A month ago, Fairchild Semiconductor (NASDAQ:FCS) shares jumped 23% in a single day. Why? Because rumor had it that either ON Semiconductor (NASDAQ:ON) or Infineon Technologies (NASDAQOTH:IFNNY) would buy the company.
Well, the rumor has become reality. On Wednesday, ON and Fairchild posted a joint announcement of their impending merger.
In a somewhat convoluted financing maneuver, the $2.4 billion deal will be financed by cash from both Fairchild's and ON's balance sheets plus $2.4 billion of new debt. Since the deal is structured as a tender offer at $20 per Fairchild share, I suppose ON's $560 million of cash reserves and Fairchild's $240 million will be used to buy back the early waves of accepted offers, with the new debt filling the later rounds and replenishing the combined company's balance sheet to roughly $800 million of spare cash.

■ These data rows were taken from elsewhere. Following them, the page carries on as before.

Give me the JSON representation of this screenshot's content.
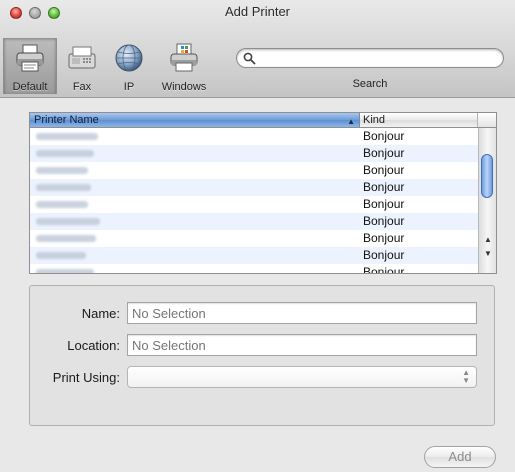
{
  "window": {
    "title": "Add Printer",
    "traffic_lights": [
      "close",
      "minimize",
      "zoom"
    ]
  },
  "toolbar": {
    "items": [
      {
        "label": "Default",
        "icon": "printer-icon",
        "selected": true
      },
      {
        "label": "Fax",
        "icon": "fax-icon",
        "selected": false
      },
      {
        "label": "IP",
        "icon": "globe-icon",
        "selected": false
      },
      {
        "label": "Windows",
        "icon": "windows-printer-icon",
        "selected": false
      }
    ],
    "search": {
      "placeholder": "",
      "value": "",
      "label": "Search",
      "icon": "magnifier-icon"
    }
  },
  "printer_table": {
    "columns": [
      {
        "label": "Printer Name",
        "sorted": true,
        "sort_direction": "ascending"
      },
      {
        "label": "Kind",
        "sorted": false
      }
    ],
    "rows": [
      {
        "kind": "Bonjour"
      },
      {
        "kind": "Bonjour"
      },
      {
        "kind": "Bonjour"
      },
      {
        "kind": "Bonjour"
      },
      {
        "kind": "Bonjour"
      },
      {
        "kind": "Bonjour"
      },
      {
        "kind": "Bonjour"
      },
      {
        "kind": "Bonjour"
      },
      {
        "kind": "Bonjour"
      }
    ],
    "scroll_position": 0.2
  },
  "details": {
    "name_label": "Name:",
    "name_placeholder": "No Selection",
    "location_label": "Location:",
    "location_placeholder": "No Selection",
    "print_using_label": "Print Using:",
    "print_using_value": ""
  },
  "actions": {
    "add_label": "Add"
  },
  "colors": {
    "header_selected": "#6e9cd8",
    "row_alternate": "#edf3fe",
    "scroll_thumb": "#6e9de0"
  }
}
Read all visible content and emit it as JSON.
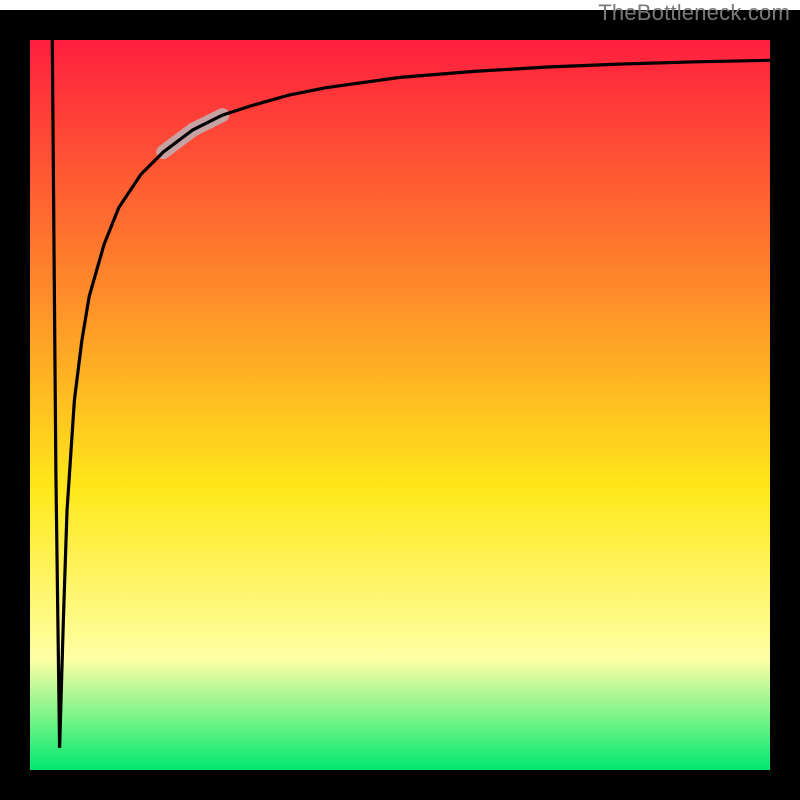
{
  "watermark": "TheBottleneck.com",
  "colors": {
    "border": "#000000",
    "curve": "#000000",
    "highlight": "#c7a2a4",
    "gradient_top": "#ff1a3f",
    "gradient_mid_upper": "#ff8a2a",
    "gradient_mid": "#ffe81a",
    "gradient_mid_lower": "#ffffa5",
    "gradient_bottom": "#00e86f"
  },
  "chart_data": {
    "type": "line",
    "title": "",
    "xlabel": "",
    "ylabel": "",
    "xlim": [
      0,
      100
    ],
    "ylim": [
      0,
      100
    ],
    "grid": false,
    "series": [
      {
        "name": "bottleneck-curve",
        "x": [
          3.0,
          3.5,
          4.0,
          4.5,
          5.0,
          6.0,
          7.0,
          8.0,
          10.0,
          12.0,
          15.0,
          18.0,
          22.0,
          26.0,
          30.0,
          35.0,
          40.0,
          50.0,
          60.0,
          70.0,
          80.0,
          90.0,
          100.0
        ],
        "y": [
          100.0,
          40.0,
          3.0,
          20.0,
          35.0,
          50.0,
          58.0,
          64.0,
          71.0,
          76.0,
          80.5,
          83.5,
          86.5,
          88.5,
          89.8,
          91.2,
          92.2,
          93.6,
          94.4,
          95.0,
          95.4,
          95.7,
          95.9
        ]
      }
    ],
    "highlight_segment": {
      "series": "bottleneck-curve",
      "x_start": 18.0,
      "x_end": 26.0
    },
    "note": "Y values are estimated from the plotted curve against the full-height gradient backdrop; the curve plunges from near the top to a narrow minimum around x≈4 (reaching the green band at the bottom) and then rises asymptotically toward ~96% across the rest of the x range. No axis tick labels are shown in the image."
  }
}
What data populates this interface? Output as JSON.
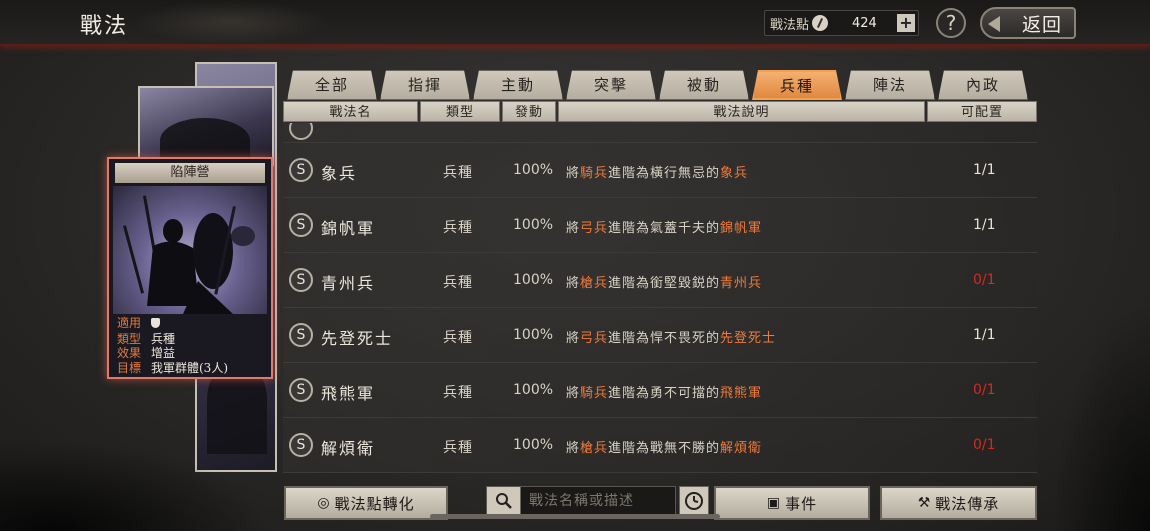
{
  "header": {
    "title": "戰法",
    "points_label": "戰法點",
    "points_value": "424",
    "plus": "+",
    "help": "?",
    "back_label": "返回"
  },
  "card": {
    "title": "陷陣營",
    "rows": [
      {
        "key": "適用",
        "value": ""
      },
      {
        "key": "類型",
        "value": "兵種"
      },
      {
        "key": "效果",
        "value": "增益"
      },
      {
        "key": "目標",
        "value": "我軍群體(3人)"
      }
    ]
  },
  "tabs": [
    {
      "label": "全部"
    },
    {
      "label": "指揮"
    },
    {
      "label": "主動"
    },
    {
      "label": "突擊"
    },
    {
      "label": "被動"
    },
    {
      "label": "兵種",
      "active": true
    },
    {
      "label": "陣法"
    },
    {
      "label": "內政"
    }
  ],
  "columns": [
    "戰法名",
    "類型",
    "發動",
    "戰法說明",
    "可配置"
  ],
  "rows": [
    {
      "badge": "S",
      "name": "象兵",
      "type": "兵種",
      "rate": "100%",
      "desc_pre": "將",
      "desc_hl1": "騎兵",
      "desc_mid": "進階為橫行無忌的",
      "desc_hl2": "象兵",
      "count": "1/1",
      "count_red": false
    },
    {
      "badge": "S",
      "name": "錦帆軍",
      "type": "兵種",
      "rate": "100%",
      "desc_pre": "將",
      "desc_hl1": "弓兵",
      "desc_mid": "進階為氣蓋千夫的",
      "desc_hl2": "錦帆軍",
      "count": "1/1",
      "count_red": false
    },
    {
      "badge": "S",
      "name": "青州兵",
      "type": "兵種",
      "rate": "100%",
      "desc_pre": "將",
      "desc_hl1": "槍兵",
      "desc_mid": "進階為銜堅毀鋭的",
      "desc_hl2": "青州兵",
      "count": "0/1",
      "count_red": true
    },
    {
      "badge": "S",
      "name": "先登死士",
      "type": "兵種",
      "rate": "100%",
      "desc_pre": "將",
      "desc_hl1": "弓兵",
      "desc_mid": "進階為悍不畏死的",
      "desc_hl2": "先登死士",
      "count": "1/1",
      "count_red": false
    },
    {
      "badge": "S",
      "name": "飛熊軍",
      "type": "兵種",
      "rate": "100%",
      "desc_pre": "將",
      "desc_hl1": "騎兵",
      "desc_mid": "進階為勇不可擋的",
      "desc_hl2": "飛熊軍",
      "count": "0/1",
      "count_red": true
    },
    {
      "badge": "S",
      "name": "解煩衛",
      "type": "兵種",
      "rate": "100%",
      "desc_pre": "將",
      "desc_hl1": "槍兵",
      "desc_mid": "進階為戰無不勝的",
      "desc_hl2": "解煩衛",
      "count": "0/1",
      "count_red": true
    }
  ],
  "bottom": {
    "convert_label": "戰法點轉化",
    "search_placeholder": "戰法名稱或描述",
    "events_label": "事件",
    "inherit_label": "戰法傳承"
  },
  "colors": {
    "accent": "#ef7a3a",
    "red": "#d02a22",
    "tab_active": "#e08840"
  }
}
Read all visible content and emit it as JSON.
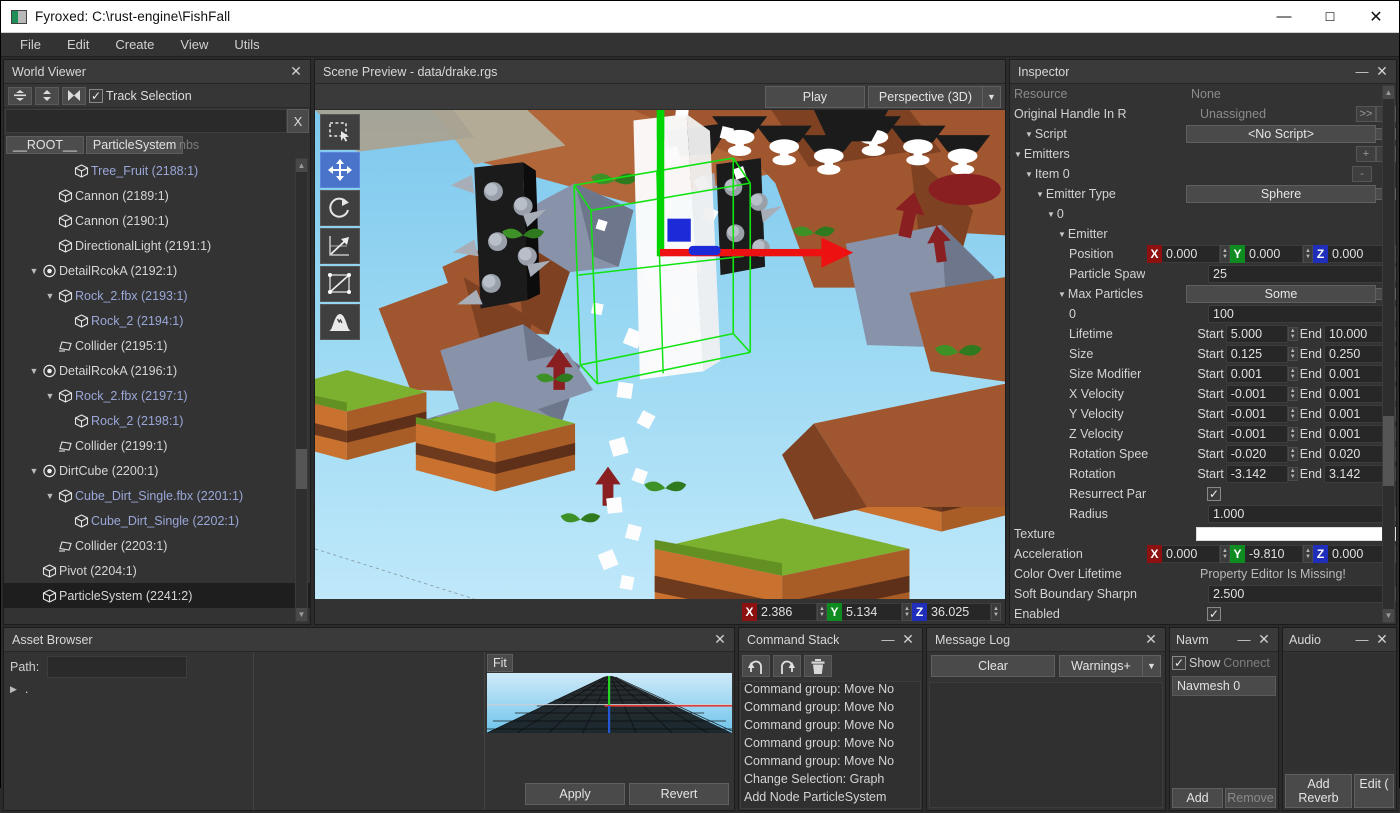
{
  "window": {
    "title": "Fyroxed: C:\\rust-engine\\FishFall",
    "minimize": "—",
    "maximize": "☐",
    "close": "✕"
  },
  "menu": [
    "File",
    "Edit",
    "Create",
    "View",
    "Utils"
  ],
  "world_viewer": {
    "title": "World Viewer",
    "close": "✕",
    "track_selection_label": "Track Selection",
    "track_selection_checked": "✓",
    "search_value": "",
    "search_clear": "X",
    "breadcrumbs": [
      "__ROOT__",
      "ParticleSystem"
    ],
    "breadcrumb_ghost": "nbs",
    "tree": [
      {
        "label": "Tree_Fruit (2188:1)",
        "indent": 3,
        "icon": "cube-icon",
        "arrow": "",
        "blue": true,
        "selected": false
      },
      {
        "label": "Cannon (2189:1)",
        "indent": 2,
        "icon": "cube-icon",
        "arrow": "",
        "blue": false,
        "selected": false
      },
      {
        "label": "Cannon (2190:1)",
        "indent": 2,
        "icon": "cube-icon",
        "arrow": "",
        "blue": false,
        "selected": false
      },
      {
        "label": "DirectionalLight (2191:1)",
        "indent": 2,
        "icon": "cube-icon",
        "arrow": "",
        "blue": false,
        "selected": false
      },
      {
        "label": "DetailRcokA (2192:1)",
        "indent": 1,
        "icon": "light-icon",
        "arrow": "▼",
        "blue": false,
        "selected": false
      },
      {
        "label": "Rock_2.fbx (2193:1)",
        "indent": 2,
        "icon": "cube-icon",
        "arrow": "▼",
        "blue": true,
        "selected": false
      },
      {
        "label": "Rock_2 (2194:1)",
        "indent": 3,
        "icon": "cube-icon",
        "arrow": "",
        "blue": true,
        "selected": false
      },
      {
        "label": "Collider (2195:1)",
        "indent": 2,
        "icon": "collider-icon",
        "arrow": "",
        "blue": false,
        "selected": false
      },
      {
        "label": "DetailRcokA (2196:1)",
        "indent": 1,
        "icon": "light-icon",
        "arrow": "▼",
        "blue": false,
        "selected": false
      },
      {
        "label": "Rock_2.fbx (2197:1)",
        "indent": 2,
        "icon": "cube-icon",
        "arrow": "▼",
        "blue": true,
        "selected": false
      },
      {
        "label": "Rock_2 (2198:1)",
        "indent": 3,
        "icon": "cube-icon",
        "arrow": "",
        "blue": true,
        "selected": false
      },
      {
        "label": "Collider (2199:1)",
        "indent": 2,
        "icon": "collider-icon",
        "arrow": "",
        "blue": false,
        "selected": false
      },
      {
        "label": "DirtCube (2200:1)",
        "indent": 1,
        "icon": "light-icon",
        "arrow": "▼",
        "blue": false,
        "selected": false
      },
      {
        "label": "Cube_Dirt_Single.fbx (2201:1)",
        "indent": 2,
        "icon": "cube-icon",
        "arrow": "▼",
        "blue": true,
        "selected": false
      },
      {
        "label": "Cube_Dirt_Single (2202:1)",
        "indent": 3,
        "icon": "cube-icon",
        "arrow": "",
        "blue": true,
        "selected": false
      },
      {
        "label": "Collider (2203:1)",
        "indent": 2,
        "icon": "collider-icon",
        "arrow": "",
        "blue": false,
        "selected": false
      },
      {
        "label": "Pivot (2204:1)",
        "indent": 1,
        "icon": "cube-icon",
        "arrow": "",
        "blue": false,
        "selected": false
      },
      {
        "label": "ParticleSystem (2241:2)",
        "indent": 1,
        "icon": "cube-icon",
        "arrow": "",
        "blue": false,
        "selected": true
      }
    ]
  },
  "scene_preview": {
    "title": "Scene Preview - data/drake.rgs",
    "play_label": "Play",
    "projection": "Perspective (3D)",
    "tools": [
      "select-icon",
      "move-icon",
      "rotate-icon",
      "scale-icon",
      "navmesh-icon",
      "terrain-icon"
    ],
    "active_tool_index": 1,
    "status": {
      "x": "2.386",
      "y": "5.134",
      "z": "36.025"
    }
  },
  "inspector": {
    "title": "Inspector",
    "minimize": "—",
    "close": "✕",
    "rows": [
      {
        "kind": "kv",
        "label": "Resource",
        "value": "None",
        "dim": true
      },
      {
        "kind": "handle",
        "label": "Original Handle In R",
        "value": "Unassigned",
        "b1": ">>",
        "b2": "*"
      },
      {
        "kind": "drop",
        "label": "Script",
        "value": "<No Script>",
        "tri": "▼",
        "indent": 1
      },
      {
        "kind": "emitters",
        "label": "Emitters",
        "add": "+",
        "less": "<",
        "tri": "▼",
        "indent": 0
      },
      {
        "kind": "item",
        "label": "Item 0",
        "minus": "-",
        "tri": "▼",
        "indent": 1
      },
      {
        "kind": "drop",
        "label": "Emitter Type",
        "value": "Sphere",
        "tri": "▼",
        "indent": 2
      },
      {
        "kind": "plain",
        "label": "0",
        "tri": "▼",
        "indent": 3
      },
      {
        "kind": "plain",
        "label": "Emitter",
        "tri": "▼",
        "indent": 4
      },
      {
        "kind": "vec3",
        "label": "Position",
        "x": "0.000",
        "y": "0.000",
        "z": "0.000",
        "indent": 5
      },
      {
        "kind": "num",
        "label": "Particle Spaw",
        "value": "25",
        "indent": 5
      },
      {
        "kind": "drop",
        "label": "Max Particles",
        "value": "Some",
        "tri": "▼",
        "indent": 4
      },
      {
        "kind": "num",
        "label": "0",
        "value": "100",
        "indent": 5
      },
      {
        "kind": "range",
        "label": "Lifetime",
        "start": "5.000",
        "end": "10.000",
        "indent": 5
      },
      {
        "kind": "range",
        "label": "Size",
        "start": "0.125",
        "end": "0.250",
        "indent": 5
      },
      {
        "kind": "range",
        "label": "Size Modifier",
        "start": "0.001",
        "end": "0.001",
        "indent": 5
      },
      {
        "kind": "range",
        "label": "X Velocity",
        "start": "-0.001",
        "end": "0.001",
        "indent": 5
      },
      {
        "kind": "range",
        "label": "Y Velocity",
        "start": "-0.001",
        "end": "0.001",
        "indent": 5
      },
      {
        "kind": "range",
        "label": "Z Velocity",
        "start": "-0.001",
        "end": "0.001",
        "indent": 5
      },
      {
        "kind": "range",
        "label": "Rotation Spee",
        "start": "-0.020",
        "end": "0.020",
        "indent": 5
      },
      {
        "kind": "range",
        "label": "Rotation",
        "start": "-3.142",
        "end": "3.142",
        "indent": 5
      },
      {
        "kind": "check",
        "label": "Resurrect Par",
        "checked": "✓",
        "indent": 5
      },
      {
        "kind": "num",
        "label": "Radius",
        "value": "1.000",
        "indent": 5
      },
      {
        "kind": "texture",
        "label": "Texture",
        "indent": 0
      },
      {
        "kind": "vec3",
        "label": "Acceleration",
        "x": "0.000",
        "y": "-9.810",
        "z": "0.000",
        "indent": 0
      },
      {
        "kind": "static",
        "label": "Color Over Lifetime",
        "value": "Property Editor Is Missing!",
        "indent": 0
      },
      {
        "kind": "num",
        "label": "Soft Boundary Sharpn",
        "value": "2.500",
        "indent": 0
      },
      {
        "kind": "check",
        "label": "Enabled",
        "checked": "✓",
        "indent": 0
      }
    ]
  },
  "asset_browser": {
    "title": "Asset Browser",
    "close": "✕",
    "path_label": "Path:",
    "path_value": "",
    "tree_root": ".",
    "tree_arrow": "▶",
    "fit_label": "Fit",
    "apply_label": "Apply",
    "revert_label": "Revert"
  },
  "command_stack": {
    "title": "Command Stack",
    "minimize": "—",
    "close": "✕",
    "tools": [
      "undo-icon",
      "redo-icon",
      "trash-icon"
    ],
    "items": [
      "Command group: Move No",
      "Command group: Move No",
      "Command group: Move No",
      "Command group: Move No",
      "Command group: Move No",
      "Change Selection: Graph",
      "Add Node ParticleSystem"
    ]
  },
  "message_log": {
    "title": "Message Log",
    "close": "✕",
    "clear_label": "Clear",
    "filter_label": "Warnings+",
    "messages": []
  },
  "navmesh": {
    "title": "Navm",
    "minimize": "—",
    "close": "✕",
    "show_label": "Show",
    "show_checked": "✓",
    "connect_label": "Connect",
    "items": [
      "Navmesh 0"
    ],
    "add_label": "Add",
    "remove_label": "Remove"
  },
  "audio": {
    "title": "Audio",
    "minimize": "—",
    "close": "✕",
    "add_reverb_label": "Add Reverb",
    "edit_label": "Edit ("
  },
  "colors": {
    "accent_blue": "#4a74c9",
    "axis_x": "#8e1111",
    "axis_y": "#0f8c1f",
    "axis_z": "#1f2fbb",
    "gizmo_green": "#00e000",
    "sky": "#87ceeb"
  }
}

The two companies work in closely related markets, both extracting the lion's share of their revenues from chips that control and adjust power flows. ON's largest market is the automotive industry, representing 31% of the company's third-quarter sales. Fairchild's strength is in enterprise computing and telecom devices, so this deal will add a few new arrows to ON's quiver.
The current offer amounts to a quick one-time cash return of $2.4 billion to current Fairchild shareholders, saddling the new company with an equal amount of additional debt.
Fairchild shares traded roughly 9% higher on the news, hovering just below the final buyout price. Meanwhile, ON shares dipped 9% lower. Doing the math on Fairchild's roughly $2 billion market cap and ON's $4 billion market value, this announcement destroyed more investor value than it created.
That changes if you zoom out to consider the entire deal process, from rumor to reality. All in all, Freescale is now trading roughly 35% higher while ON's shares have neither gained nor lost value. And throughout this one-month drama, Infineon shareholders got over their excitement pretty quickly. That stock has been trading sideways for several weeks, and barely moved on Wednesday's final buyout news.
This is a large deal for ON, which typically prefers far smaller plug-in buyouts. But it's also a snug strategic fit since both companies keep a tight focus on power controller processors. Management expects Fairchild to have a positive effect on ON's earnings and cash flows from day one, and should lead to $150 million in annual cost savings within 18 months as the customary synergies and layoffs take effect.
"Our plan is to bring together two companies with complementary product lines to offer customers the full spectrum of high, medium and low voltage products," said ON Semiconductor CEO Keith Jackson in a prepared statement.